WHAT TO PRODUCE = Set down the records exactly, and omit any image found in them.

▬▬▬▬▬▬

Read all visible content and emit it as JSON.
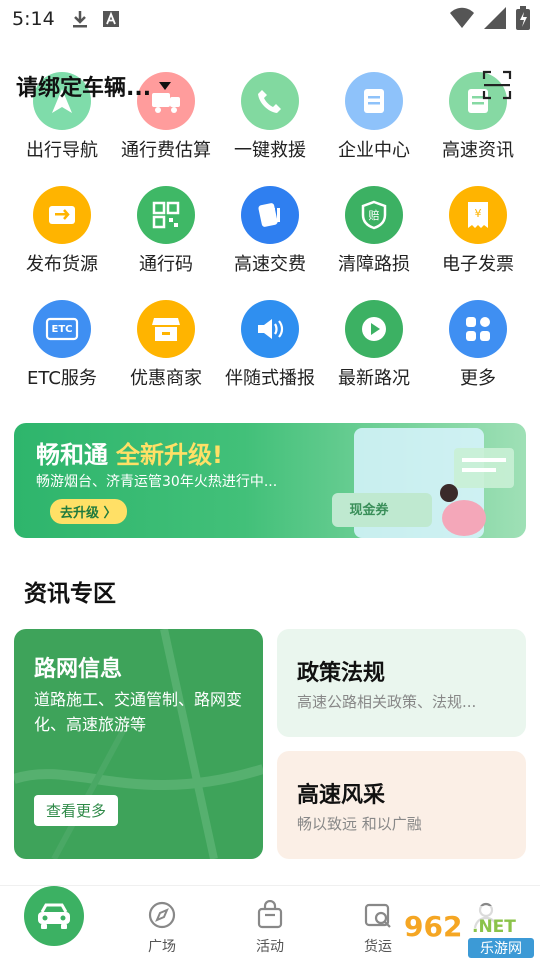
{
  "status_bar": {
    "time": "5:14",
    "left_icons": [
      "download-icon",
      "a-icon"
    ],
    "right_icons": [
      "wifi-icon",
      "signal-icon",
      "battery-icon"
    ]
  },
  "header": {
    "vehicle_prompt": "请绑定车辆...",
    "scan_icon": "scan-icon"
  },
  "grid": {
    "items": [
      {
        "label": "出行导航",
        "icon": "navigation-icon",
        "color": "#4cc77e"
      },
      {
        "label": "通行费估算",
        "icon": "toll-estimate-icon",
        "color": "#ff6b6b"
      },
      {
        "label": "一键救援",
        "icon": "phone-icon",
        "color": "#3fc070"
      },
      {
        "label": "企业中心",
        "icon": "document-icon",
        "color": "#4a9cf5"
      },
      {
        "label": "高速资讯",
        "icon": "news-icon",
        "color": "#3fc070"
      },
      {
        "label": "发布货源",
        "icon": "cargo-icon",
        "color": "#ffb400"
      },
      {
        "label": "通行码",
        "icon": "qr-code-icon",
        "color": "#3fb866"
      },
      {
        "label": "高速交费",
        "icon": "card-payment-icon",
        "color": "#2f7ff0"
      },
      {
        "label": "清障路损",
        "icon": "shield-icon",
        "color": "#3cb163"
      },
      {
        "label": "电子发票",
        "icon": "invoice-icon",
        "color": "#ffb400"
      },
      {
        "label": "ETC服务",
        "icon": "etc-icon",
        "color": "#3f8ff2"
      },
      {
        "label": "优惠商家",
        "icon": "store-icon",
        "color": "#ffb400"
      },
      {
        "label": "伴随式播报",
        "icon": "speaker-icon",
        "color": "#2f8ff0"
      },
      {
        "label": "最新路况",
        "icon": "play-icon",
        "color": "#3cb163"
      },
      {
        "label": "更多",
        "icon": "grid-more-icon",
        "color": "#3f8ff2"
      }
    ]
  },
  "banner": {
    "title": "畅和通",
    "highlight": "全新升级!",
    "subtitle": "畅游烟台、济青运管30年火热进行中...",
    "button": "去升级 〉",
    "coupon_text": "现金券"
  },
  "section": {
    "title": "资讯专区"
  },
  "cards": {
    "roadnet": {
      "title": "路网信息",
      "desc": "道路施工、交通管制、路网变化、高速旅游等",
      "button": "查看更多"
    },
    "policy": {
      "title": "政策法规",
      "desc": "高速公路相关政策、法规..."
    },
    "style": {
      "title": "高速风采",
      "desc": "畅以致远 和以广融"
    }
  },
  "bottom_nav": {
    "items": [
      {
        "label": "",
        "icon": "car-icon"
      },
      {
        "label": "广场",
        "icon": "compass-icon"
      },
      {
        "label": "活动",
        "icon": "gift-bag-icon"
      },
      {
        "label": "货运",
        "icon": "cargo-search-icon"
      },
      {
        "label": "",
        "icon": "profile-icon"
      }
    ]
  },
  "watermark": {
    "brand": "962",
    "suffix": ".NET",
    "site": "乐游网"
  },
  "colors": {
    "primary_green": "#3cb163",
    "banner_yellow": "#ffe066"
  }
}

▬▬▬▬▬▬

EXERCISE RESULT =
Read all visible content and emit it as JSON.
{
  "status_bar": {
    "time": "5:14",
    "left_icons": [
      "download-icon",
      "a-icon"
    ],
    "right_icons": [
      "wifi-icon",
      "signal-icon",
      "battery-icon"
    ]
  },
  "header": {
    "vehicle_prompt": "请绑定车辆...",
    "scan_icon": "scan-icon"
  },
  "grid": {
    "items": [
      {
        "label": "出行导航",
        "icon": "navigation-icon",
        "color": "#4cc77e"
      },
      {
        "label": "通行费估算",
        "icon": "toll-estimate-icon",
        "color": "#ff6b6b"
      },
      {
        "label": "一键救援",
        "icon": "phone-icon",
        "color": "#3fc070"
      },
      {
        "label": "企业中心",
        "icon": "document-icon",
        "color": "#4a9cf5"
      },
      {
        "label": "高速资讯",
        "icon": "news-icon",
        "color": "#3fc070"
      },
      {
        "label": "发布货源",
        "icon": "cargo-icon",
        "color": "#ffb400"
      },
      {
        "label": "通行码",
        "icon": "qr-code-icon",
        "color": "#3fb866"
      },
      {
        "label": "高速交费",
        "icon": "card-payment-icon",
        "color": "#2f7ff0"
      },
      {
        "label": "清障路损",
        "icon": "shield-icon",
        "color": "#3cb163"
      },
      {
        "label": "电子发票",
        "icon": "invoice-icon",
        "color": "#ffb400"
      },
      {
        "label": "ETC服务",
        "icon": "etc-icon",
        "color": "#3f8ff2"
      },
      {
        "label": "优惠商家",
        "icon": "store-icon",
        "color": "#ffb400"
      },
      {
        "label": "伴随式播报",
        "icon": "speaker-icon",
        "color": "#2f8ff0"
      },
      {
        "label": "最新路况",
        "icon": "play-icon",
        "color": "#3cb163"
      },
      {
        "label": "更多",
        "icon": "grid-more-icon",
        "color": "#3f8ff2"
      }
    ]
  },
  "banner": {
    "title": "畅和通",
    "highlight": "全新升级!",
    "subtitle": "畅游烟台、济青运管30年火热进行中...",
    "button": "去升级 〉",
    "coupon_text": "现金券"
  },
  "section": {
    "title": "资讯专区"
  },
  "cards": {
    "roadnet": {
      "title": "路网信息",
      "desc": "道路施工、交通管制、路网变化、高速旅游等",
      "button": "查看更多"
    },
    "policy": {
      "title": "政策法规",
      "desc": "高速公路相关政策、法规..."
    },
    "style": {
      "title": "高速风采",
      "desc": "畅以致远 和以广融"
    }
  },
  "bottom_nav": {
    "items": [
      {
        "label": "",
        "icon": "car-icon"
      },
      {
        "label": "广场",
        "icon": "compass-icon"
      },
      {
        "label": "活动",
        "icon": "gift-bag-icon"
      },
      {
        "label": "货运",
        "icon": "cargo-search-icon"
      },
      {
        "label": "",
        "icon": "profile-icon"
      }
    ]
  },
  "watermark": {
    "brand": "962",
    "suffix": ".NET",
    "site": "乐游网"
  },
  "colors": {
    "primary_green": "#3cb163",
    "banner_yellow": "#ffe066"
  }
}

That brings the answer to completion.